  16. You might not have to travel to where your story is set but I believe every great writer should live life to the max and make the most of every given opportunity … that’s the difference. If you live your life with a very narrow mind then I believe that attitude will manifest itself through your manuscript, making a dull and boring read.

  17. Wow, some great comments! Sounds like many of you think it’s good to travel as it broadens both the mind and adds insights to your books that you might not have had – or else you’re setting books in times and places that don’t exist here.

    Really good point from Christelle Hobby – you can use a description from one place in a particular time period in another place and time.

    Deborah Botham is being very brave, setting off on an unpaid research trip. Good for you!

    I agree with LK Watts and Deb Lund: I like to travel anyway. Right now I feel a bit stuck given I have a small daughter and we only get as far as the park! But I’m hoping that by the time I have finished the novel I’m working on and started the next, she’ll be big enough to come with me. And I’ll have sold my novel and have some way of funding my research trip / holiday!

    All the best to you all, Sanjida

  18. Makes sense. Perhaps this is a good way one can apply the “write what you know” advice we all hear every year.

  19. A complete coincidence…but I have an article in the Guardian (www.guardian.co.uk) on Saturday 31 about travelling to St Simons island to research Sugar Island – if anyone is interested!

  20. I do agree that actually visiting the place you are writing about is beneficial and can cause you to write more realistically, draw in the readers. However, lots of people (including myself) don’t have the time or money to travel; I don’t think that should hinder them from writing about what they love. I’m writing a historical romance novel set in Wyoming, and I’ve never visited there. I did lot of research and I’ve read so many books set in similar settings that I feel confident with my work. And also, the historical aspect (which was mentioned) – you can’t travel back in time and experience say the 1800s and how people acted and felt – that too has to come from research. So again, while I agree that visiting the setting in which you want to write is valuable, I wouldn’t let that hinder you from writing what you want.

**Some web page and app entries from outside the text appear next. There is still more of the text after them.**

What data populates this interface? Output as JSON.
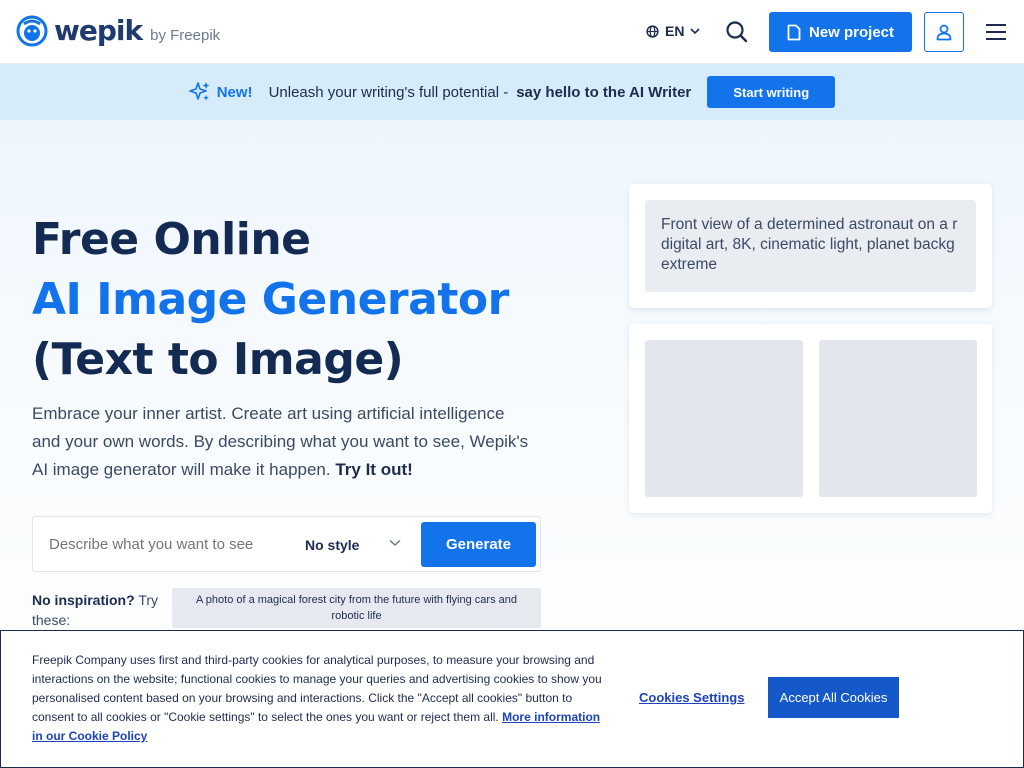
{
  "header": {
    "logo_text": "wepik",
    "logo_by": "by Freepik",
    "language": "EN",
    "new_project_label": "New project"
  },
  "banner": {
    "new_label": "New!",
    "text": "Unleash your writing's full potential -",
    "strong_text": "say hello to the AI Writer",
    "button_label": "Start writing"
  },
  "hero": {
    "title_line1": "Free Online",
    "title_line2": "AI Image Generator",
    "title_line3": "(Text to Image)",
    "lead": "Embrace your inner artist. Create art using artificial intelligence and your own words. By describing what you want to see, Wepik's AI image generator will make it happen.",
    "lead_strong": "Try It out!"
  },
  "generator": {
    "input_placeholder": "Describe what you want to see",
    "style_value": "No style",
    "generate_label": "Generate"
  },
  "inspiration": {
    "label_strong": "No inspiration?",
    "label_rest": "Try these:",
    "chip_text": "A photo of a magical forest city from the future with flying cars and robotic life"
  },
  "preview": {
    "prompt_line1": "Front view of a determined astronaut on a r",
    "prompt_line2": "digital art, 8K, cinematic light, planet backg",
    "prompt_line3": "extreme"
  },
  "cookie": {
    "text": "Freepik Company uses first and third-party cookies for analytical purposes, to measure your browsing and interactions on the website; functional cookies to manage your queries and advertising cookies to show you personalised content based on your browsing and interactions. Click the \"Accept all cookies\" button to consent to all cookies or \"Cookie settings\" to select the ones you want or reject them all.",
    "link_text": "More information in our Cookie Policy",
    "settings_label": "Cookies Settings",
    "accept_label": "Accept All Cookies"
  },
  "colors": {
    "primary": "#1273eb",
    "navy": "#132a52",
    "banner_bg": "#d6ecfb"
  }
}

  21. I’m writing something set in 1800s America. When i turned 21 a couple years ago i got my class A license and drove a semi across America. I hated everything about that lifestyle except for the scenery. One morning I had driven through most the night in Georgia and then when the sun crawled over the horizon and i could see just how beautiful this place was. On either side of the one-way interstates were the greenest trees I had ever seen. Between the roads was just an endless field of flowers of every color! Writing had always been my dream and I decided right there that, that would be the setting for my first novel. 🙂

Trackbacks

  1. […] have always traveled for my novels,” says Dr. Sanjida O’Connell. “I firmly believe that no amount of research on its own can help you understand the feel of a […]

Leave a Reply

This site uses Akismet to reduce spam. Learn how your comment data is processed.